> **What to work on**:
Write all of the entries out again exactly.

**** Source data

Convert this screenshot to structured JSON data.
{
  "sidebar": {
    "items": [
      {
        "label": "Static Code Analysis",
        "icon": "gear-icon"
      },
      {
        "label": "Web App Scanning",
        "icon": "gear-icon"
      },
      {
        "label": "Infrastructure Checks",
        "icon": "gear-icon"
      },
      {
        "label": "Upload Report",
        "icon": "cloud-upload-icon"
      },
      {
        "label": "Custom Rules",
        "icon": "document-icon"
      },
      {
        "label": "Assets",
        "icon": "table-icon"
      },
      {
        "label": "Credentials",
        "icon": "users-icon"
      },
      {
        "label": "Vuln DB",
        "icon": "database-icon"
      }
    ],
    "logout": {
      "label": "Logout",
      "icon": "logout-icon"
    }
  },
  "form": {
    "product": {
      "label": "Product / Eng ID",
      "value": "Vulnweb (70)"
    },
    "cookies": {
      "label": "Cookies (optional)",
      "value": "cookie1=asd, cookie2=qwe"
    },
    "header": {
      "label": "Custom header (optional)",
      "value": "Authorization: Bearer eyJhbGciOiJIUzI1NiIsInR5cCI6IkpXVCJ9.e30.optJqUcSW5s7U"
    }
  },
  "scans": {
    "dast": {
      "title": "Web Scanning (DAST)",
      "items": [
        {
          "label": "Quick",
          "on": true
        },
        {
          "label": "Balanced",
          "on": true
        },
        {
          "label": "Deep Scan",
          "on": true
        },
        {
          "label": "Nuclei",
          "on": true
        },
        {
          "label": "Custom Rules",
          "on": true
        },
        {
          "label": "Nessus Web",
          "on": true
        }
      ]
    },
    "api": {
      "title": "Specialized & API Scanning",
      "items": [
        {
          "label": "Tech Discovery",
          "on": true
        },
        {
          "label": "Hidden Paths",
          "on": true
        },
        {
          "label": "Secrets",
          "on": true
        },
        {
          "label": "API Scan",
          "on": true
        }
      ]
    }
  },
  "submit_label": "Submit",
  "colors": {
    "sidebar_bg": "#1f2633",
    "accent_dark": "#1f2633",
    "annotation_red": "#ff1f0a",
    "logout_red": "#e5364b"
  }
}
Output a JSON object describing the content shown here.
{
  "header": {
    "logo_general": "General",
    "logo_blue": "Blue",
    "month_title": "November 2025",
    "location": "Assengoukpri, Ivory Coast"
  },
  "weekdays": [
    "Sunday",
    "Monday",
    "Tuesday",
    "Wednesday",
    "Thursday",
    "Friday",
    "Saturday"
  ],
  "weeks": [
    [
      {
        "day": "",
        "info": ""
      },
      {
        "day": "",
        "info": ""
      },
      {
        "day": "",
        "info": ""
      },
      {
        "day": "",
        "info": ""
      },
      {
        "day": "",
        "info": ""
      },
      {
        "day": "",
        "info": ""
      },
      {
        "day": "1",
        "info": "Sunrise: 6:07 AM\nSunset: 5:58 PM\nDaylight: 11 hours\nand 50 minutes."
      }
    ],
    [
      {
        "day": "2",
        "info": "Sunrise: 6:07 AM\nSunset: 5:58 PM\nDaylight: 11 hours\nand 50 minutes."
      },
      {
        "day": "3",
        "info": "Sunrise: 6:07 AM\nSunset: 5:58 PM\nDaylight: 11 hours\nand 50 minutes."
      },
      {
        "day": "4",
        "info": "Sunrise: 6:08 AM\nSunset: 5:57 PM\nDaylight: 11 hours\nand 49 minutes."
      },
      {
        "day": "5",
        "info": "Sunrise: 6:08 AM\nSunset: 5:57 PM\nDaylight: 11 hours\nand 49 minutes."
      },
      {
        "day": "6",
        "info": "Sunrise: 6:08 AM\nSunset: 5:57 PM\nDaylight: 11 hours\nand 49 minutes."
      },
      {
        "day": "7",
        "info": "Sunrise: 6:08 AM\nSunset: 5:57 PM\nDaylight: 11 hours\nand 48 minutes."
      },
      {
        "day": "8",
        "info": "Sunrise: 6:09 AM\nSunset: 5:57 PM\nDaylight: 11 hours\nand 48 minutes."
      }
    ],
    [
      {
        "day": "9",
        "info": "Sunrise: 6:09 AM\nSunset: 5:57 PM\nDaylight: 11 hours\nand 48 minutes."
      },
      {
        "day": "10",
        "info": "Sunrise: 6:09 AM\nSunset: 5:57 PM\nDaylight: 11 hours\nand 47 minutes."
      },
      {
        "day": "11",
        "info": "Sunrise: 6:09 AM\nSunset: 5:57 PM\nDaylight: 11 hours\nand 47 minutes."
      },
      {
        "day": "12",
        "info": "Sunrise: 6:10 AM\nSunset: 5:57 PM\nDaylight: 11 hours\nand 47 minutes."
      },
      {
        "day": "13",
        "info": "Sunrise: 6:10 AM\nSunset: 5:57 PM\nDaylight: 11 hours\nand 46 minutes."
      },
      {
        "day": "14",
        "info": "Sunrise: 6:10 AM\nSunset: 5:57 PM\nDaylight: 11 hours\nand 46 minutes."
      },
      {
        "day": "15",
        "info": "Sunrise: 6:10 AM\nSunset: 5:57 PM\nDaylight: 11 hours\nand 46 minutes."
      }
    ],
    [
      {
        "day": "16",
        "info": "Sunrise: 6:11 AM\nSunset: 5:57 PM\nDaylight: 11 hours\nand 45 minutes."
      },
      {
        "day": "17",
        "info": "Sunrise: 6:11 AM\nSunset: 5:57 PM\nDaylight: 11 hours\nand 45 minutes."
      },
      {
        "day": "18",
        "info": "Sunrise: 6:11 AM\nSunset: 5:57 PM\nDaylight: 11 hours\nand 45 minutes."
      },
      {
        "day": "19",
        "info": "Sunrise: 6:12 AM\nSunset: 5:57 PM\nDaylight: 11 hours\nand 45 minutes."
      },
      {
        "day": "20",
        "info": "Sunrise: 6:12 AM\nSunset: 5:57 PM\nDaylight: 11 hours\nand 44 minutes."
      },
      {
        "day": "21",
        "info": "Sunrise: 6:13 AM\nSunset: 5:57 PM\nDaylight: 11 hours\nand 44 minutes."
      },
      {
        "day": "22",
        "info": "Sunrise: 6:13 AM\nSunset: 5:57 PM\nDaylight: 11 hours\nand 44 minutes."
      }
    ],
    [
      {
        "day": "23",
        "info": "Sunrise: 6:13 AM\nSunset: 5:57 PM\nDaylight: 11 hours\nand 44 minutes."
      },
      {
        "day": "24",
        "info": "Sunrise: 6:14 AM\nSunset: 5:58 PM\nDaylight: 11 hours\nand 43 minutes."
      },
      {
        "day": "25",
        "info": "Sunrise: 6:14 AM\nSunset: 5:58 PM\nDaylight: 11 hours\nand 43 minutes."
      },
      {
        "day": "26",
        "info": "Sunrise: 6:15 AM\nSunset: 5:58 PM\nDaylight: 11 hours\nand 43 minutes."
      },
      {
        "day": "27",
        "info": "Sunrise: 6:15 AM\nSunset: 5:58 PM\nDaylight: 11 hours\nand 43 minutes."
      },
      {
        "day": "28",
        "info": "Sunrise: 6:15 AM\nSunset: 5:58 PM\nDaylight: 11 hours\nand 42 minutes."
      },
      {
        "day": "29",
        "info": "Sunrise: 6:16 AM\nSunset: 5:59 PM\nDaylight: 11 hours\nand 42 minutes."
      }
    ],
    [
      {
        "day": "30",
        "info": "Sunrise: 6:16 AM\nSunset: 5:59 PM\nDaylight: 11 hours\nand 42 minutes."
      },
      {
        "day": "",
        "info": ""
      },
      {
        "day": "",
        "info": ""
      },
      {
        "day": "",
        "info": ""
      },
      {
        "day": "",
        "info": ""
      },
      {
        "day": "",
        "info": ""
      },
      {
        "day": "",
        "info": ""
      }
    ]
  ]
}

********

> **Solution**:
Convert this screenshot to structured JSON data.
{
  "sidebar": {
    "items": [
      {
        "label": "Static Code Analysis",
        "icon": "gear-icon"
      },
      {
        "label": "Web App Scanning",
        "icon": "gear-icon"
      },
      {
        "label": "Infrastructure Checks",
        "icon": "gear-icon"
      },
      {
        "label": "Upload Report",
        "icon": "cloud-upload-icon"
      },
      {
        "label": "Custom Rules",
        "icon": "document-icon"
      },
      {
        "label": "Assets",
        "icon": "table-icon"
      },
      {
        "label": "Credentials",
        "icon": "users-icon"
      },
      {
        "label": "Vuln DB",
        "icon": "database-icon"
      }
    ],
    "logout": {
      "label": "Logout",
      "icon": "logout-icon"
    }
  },
  "form": {
    "product": {
      "label": "Product / Eng ID",
      "value": "Vulnweb (70)"
    },
    "cookies": {
      "label": "Cookies (optional)",
      "value": "cookie1=asd, cookie2=qwe"
    },
    "header": {
      "label": "Custom header (optional)",
      "value": "Authorization: Bearer eyJhbGciOiJIUzI1NiIsInR5cCI6IkpXVCJ9.e30.optJqUcSW5s7U"
    }
  },
  "scans": {
    "dast": {
      "title": "Web Scanning (DAST)",
      "items": [
        {
          "label": "Quick",
          "on": true
        },
        {
          "label": "Balanced",
          "on": true
        },
        {
          "label": "Deep Scan",
          "on": true
        },
        {
          "label": "Nuclei",
          "on": true
        },
        {
          "label": "Custom Rules",
          "on": true
        },
        {
          "label": "Nessus Web",
          "on": true
        }
      ]
    },
    "api": {
      "title": "Specialized & API Scanning",
      "items": [
        {
          "label": "Tech Discovery",
          "on": true
        },
        {
          "label": "Hidden Paths",
          "on": true
        },
        {
          "label": "Secrets",
          "on": true
        },
        {
          "label": "API Scan",
          "on": true
        }
      ]
    }
  },
  "submit_label": "Submit",
  "colors": {
    "sidebar_bg": "#1f2633",
    "accent_dark": "#1f2633",
    "annotation_red": "#ff1f0a",
    "logout_red": "#e5364b"
  }
}
Output a JSON object describing the content shown here.
{
  "header": {
    "logo_general": "General",
    "logo_blue": "Blue",
    "month_title": "November 2025",
    "location": "Assengoukpri, Ivory Coast"
  },
  "weekdays": [
    "Sunday",
    "Monday",
    "Tuesday",
    "Wednesday",
    "Thursday",
    "Friday",
    "Saturday"
  ],
  "weeks": [
    [
      {
        "day": "",
        "info": ""
      },
      {
        "day": "",
        "info": ""
      },
      {
        "day": "",
        "info": ""
      },
      {
        "day": "",
        "info": ""
      },
      {
        "day": "",
        "info": ""
      },
      {
        "day": "",
        "info": ""
      },
      {
        "day": "1",
        "info": "Sunrise: 6:07 AM\nSunset: 5:58 PM\nDaylight: 11 hours\nand 50 minutes."
      }
    ],
    [
      {
        "day": "2",
        "info": "Sunrise: 6:07 AM\nSunset: 5:58 PM\nDaylight: 11 hours\nand 50 minutes."
      },
      {
        "day": "3",
        "info": "Sunrise: 6:07 AM\nSunset: 5:58 PM\nDaylight: 11 hours\nand 50 minutes."
      },
      {
        "day": "4",
        "info": "Sunrise: 6:08 AM\nSunset: 5:57 PM\nDaylight: 11 hours\nand 49 minutes."
      },
      {
        "day": "5",
        "info": "Sunrise: 6:08 AM\nSunset: 5:57 PM\nDaylight: 11 hours\nand 49 minutes."
      },
      {
        "day": "6",
        "info": "Sunrise: 6:08 AM\nSunset: 5:57 PM\nDaylight: 11 hours\nand 49 minutes."
      },
      {
        "day": "7",
        "info": "Sunrise: 6:08 AM\nSunset: 5:57 PM\nDaylight: 11 hours\nand 48 minutes."
      },
      {
        "day": "8",
        "info": "Sunrise: 6:09 AM\nSunset: 5:57 PM\nDaylight: 11 hours\nand 48 minutes."
      }
    ],
    [
      {
        "day": "9",
        "info": "Sunrise: 6:09 AM\nSunset: 5:57 PM\nDaylight: 11 hours\nand 48 minutes."
      },
      {
        "day": "10",
        "info": "Sunrise: 6:09 AM\nSunset: 5:57 PM\nDaylight: 11 hours\nand 47 minutes."
      },
      {
        "day": "11",
        "info": "Sunrise: 6:09 AM\nSunset: 5:57 PM\nDaylight: 11 hours\nand 47 minutes."
      },
      {
        "day": "12",
        "info": "Sunrise: 6:10 AM\nSunset: 5:57 PM\nDaylight: 11 hours\nand 47 minutes."
      },
      {
        "day": "13",
        "info": "Sunrise: 6:10 AM\nSunset: 5:57 PM\nDaylight: 11 hours\nand 46 minutes."
      },
      {
        "day": "14",
        "info": "Sunrise: 6:10 AM\nSunset: 5:57 PM\nDaylight: 11 hours\nand 46 minutes."
      },
      {
        "day": "15",
        "info": "Sunrise: 6:10 AM\nSunset: 5:57 PM\nDaylight: 11 hours\nand 46 minutes."
      }
    ],
    [
      {
        "day": "16",
        "info": "Sunrise: 6:11 AM\nSunset: 5:57 PM\nDaylight: 11 hours\nand 45 minutes."
      },
      {
        "day": "17",
        "info": "Sunrise: 6:11 AM\nSunset: 5:57 PM\nDaylight: 11 hours\nand 45 minutes."
      },
      {
        "day": "18",
        "info": "Sunrise: 6:11 AM\nSunset: 5:57 PM\nDaylight: 11 hours\nand 45 minutes."
      },
      {
        "day": "19",
        "info": "Sunrise: 6:12 AM\nSunset: 5:57 PM\nDaylight: 11 hours\nand 45 minutes."
      },
      {
        "day": "20",
        "info": "Sunrise: 6:12 AM\nSunset: 5:57 PM\nDaylight: 11 hours\nand 44 minutes."
      },
      {
        "day": "21",
        "info": "Sunrise: 6:13 AM\nSunset: 5:57 PM\nDaylight: 11 hours\nand 44 minutes."
      },
      {
        "day": "22",
        "info": "Sunrise: 6:13 AM\nSunset: 5:57 PM\nDaylight: 11 hours\nand 44 minutes."
      }
    ],
    [
      {
        "day": "23",
        "info": "Sunrise: 6:13 AM\nSunset: 5:57 PM\nDaylight: 11 hours\nand 44 minutes."
      },
      {
        "day": "24",
        "info": "Sunrise: 6:14 AM\nSunset: 5:58 PM\nDaylight: 11 hours\nand 43 minutes."
      },
      {
        "day": "25",
        "info": "Sunrise: 6:14 AM\nSunset: 5:58 PM\nDaylight: 11 hours\nand 43 minutes."
      },
      {
        "day": "26",
        "info": "Sunrise: 6:15 AM\nSunset: 5:58 PM\nDaylight: 11 hours\nand 43 minutes."
      },
      {
        "day": "27",
        "info": "Sunrise: 6:15 AM\nSunset: 5:58 PM\nDaylight: 11 hours\nand 43 minutes."
      },
      {
        "day": "28",
        "info": "Sunrise: 6:15 AM\nSunset: 5:58 PM\nDaylight: 11 hours\nand 42 minutes."
      },
      {
        "day": "29",
        "info": "Sunrise: 6:16 AM\nSunset: 5:59 PM\nDaylight: 11 hours\nand 42 minutes."
      }
    ],
    [
      {
        "day": "30",
        "info": "Sunrise: 6:16 AM\nSunset: 5:59 PM\nDaylight: 11 hours\nand 42 minutes."
      },
      {
        "day": "",
        "info": ""
      },
      {
        "day": "",
        "info": ""
      },
      {
        "day": "",
        "info": ""
      },
      {
        "day": "",
        "info": ""
      },
      {
        "day": "",
        "info": ""
      },
      {
        "day": "",
        "info": ""
      }
    ]
  ]
}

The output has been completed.